The ability to get ahead. A competitive advantage is what it takes to succeed, whether it’s gaining market dominance ahead of your rivals, minimizing production costs using the latest technology, or delivering a product that’s far superior to what’s currently in the market.
For the aerospace and defense industry, the edge is no less than the 3D printing or additive manufacturing technique.
Do not misinterpret me on this but 3-dimensional printing has long been used in the aerospace and defense industries. As per the report made by MarketsandMarkets, they anticipate that the market for 3-dimensional printing will grow by more than 23% come the year 2023 to around $4.76 billion.
So far, the growth of the additive manufacturing industry and prospects have been so transformative to say the least. Around 70% of the respondents are making a high claim that it has turned around their lives for the better.
What Do People Think About Additive Manufacturing Technology and Its Impact on Aerospace and Defense Industry?
- Around 29% of the respondents said that it is just a matter of time before it creates a significant impact on the way we think and work.
- 70% of the respondents said additive manufacturing has already created a significant impact on how we think, do our work, and function.
- A meager 1% of the respondents asserted that it won’t ever affect the industry.
Almost three-quarters of survey respondents said they use additive manufacturing technology for prototyping, and we find this not surprising at all.

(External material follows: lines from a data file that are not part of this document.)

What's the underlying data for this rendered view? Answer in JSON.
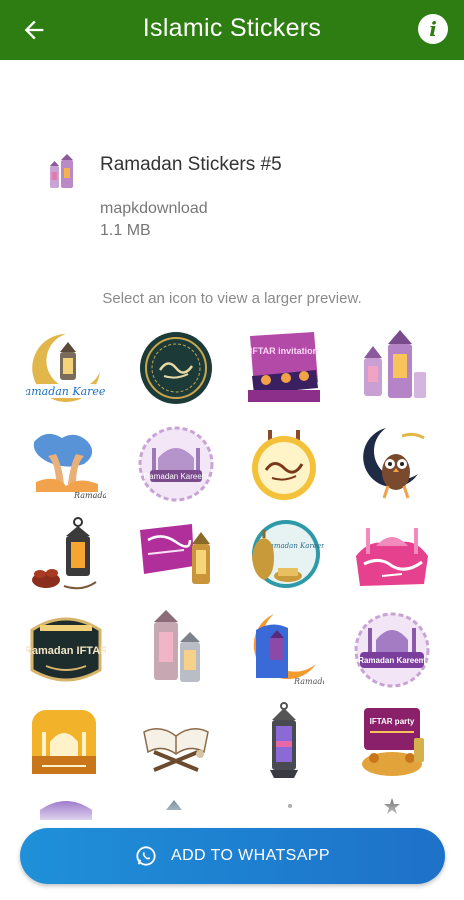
{
  "appbar": {
    "title": "Islamic Stickers",
    "info_glyph": "i"
  },
  "pack": {
    "name": "Ramadan Stickers #5",
    "publisher": "mapkdownload",
    "size": "1.1 MB"
  },
  "hint": "Select an icon to view a larger preview.",
  "stickers": [
    {
      "kind": "crescent-lantern",
      "label": "Ramadan Kareem"
    },
    {
      "kind": "round-calligraphy",
      "label": ""
    },
    {
      "kind": "iftar-invitation",
      "label": "IFTAR invitation"
    },
    {
      "kind": "lanterns",
      "label": ""
    },
    {
      "kind": "dua-hands",
      "label": "Ramadan"
    },
    {
      "kind": "mosque-badge",
      "label": "Ramadan Kareem"
    },
    {
      "kind": "arabic-badge",
      "label": ""
    },
    {
      "kind": "owl-crescent",
      "label": ""
    },
    {
      "kind": "lantern-dates",
      "label": ""
    },
    {
      "kind": "sign-lantern",
      "label": ""
    },
    {
      "kind": "teapot-badge",
      "label": "Ramadan Kareem"
    },
    {
      "kind": "pink-mosque",
      "label": ""
    },
    {
      "kind": "ramadan-iftar-badge",
      "label": "Ramadan IFTAR"
    },
    {
      "kind": "two-lanterns",
      "label": ""
    },
    {
      "kind": "crescent-scene",
      "label": "Ramadan"
    },
    {
      "kind": "purple-mosque",
      "label": "Ramadan Kareem"
    },
    {
      "kind": "sunset-mosque",
      "label": ""
    },
    {
      "kind": "quran-stand",
      "label": ""
    },
    {
      "kind": "single-lantern",
      "label": ""
    },
    {
      "kind": "iftar-party",
      "label": "IFTAR party"
    }
  ],
  "cta": {
    "label": "ADD TO WHATSAPP"
  },
  "colors": {
    "appbar": "#2e7d12",
    "cta_start": "#1f90d9",
    "cta_end": "#1e71c8"
  }
}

Apart from that, 44 percent of the respondents say they use 3-dimensional printing for repair and maintenance, 43 percent have it for research and development, and almost 4 out of 10 will have it for production of parts.
Finally, about a third of respondents said they were using 3-dimensional printing to create fixtures, tooling, and jigs as well as bridges. Every single day, with the unveiling of new advancements, the use-cases become even more diverse for this manufacturing method.
Having the ability to utilize 3D printing in aerospace and defense production was enough of a strategic advantage a few years ago. Business entities then discreetly qualified processes and materials and used them to increase their market share in terms of weight, platform capability, or payload volume reduction.
Currently, the focus on materials is shifting away from the use of plastics but more and more towards metallic materials. This is actually setting the stage for brand new opportunities.
When materials like additive-produced metals have a firm footing, we can hope for a dramatic increase in use cases in aerospace, defense, and space. 9 of 10 industries are anticipating that their expected use of 3-dimensional printing will double up in the coming years.
We may have a hunch for what’s going to happen next, but the work going on behind the scenes is incredibly good, and it’s all geared toward giving us a competitive advantage.
This explains the reason why around 36% of major industry leaders today are planning to invest in 3D printing in the upcoming years. This statistical number, though, does not include the early adopters of this type of manufacturing technology.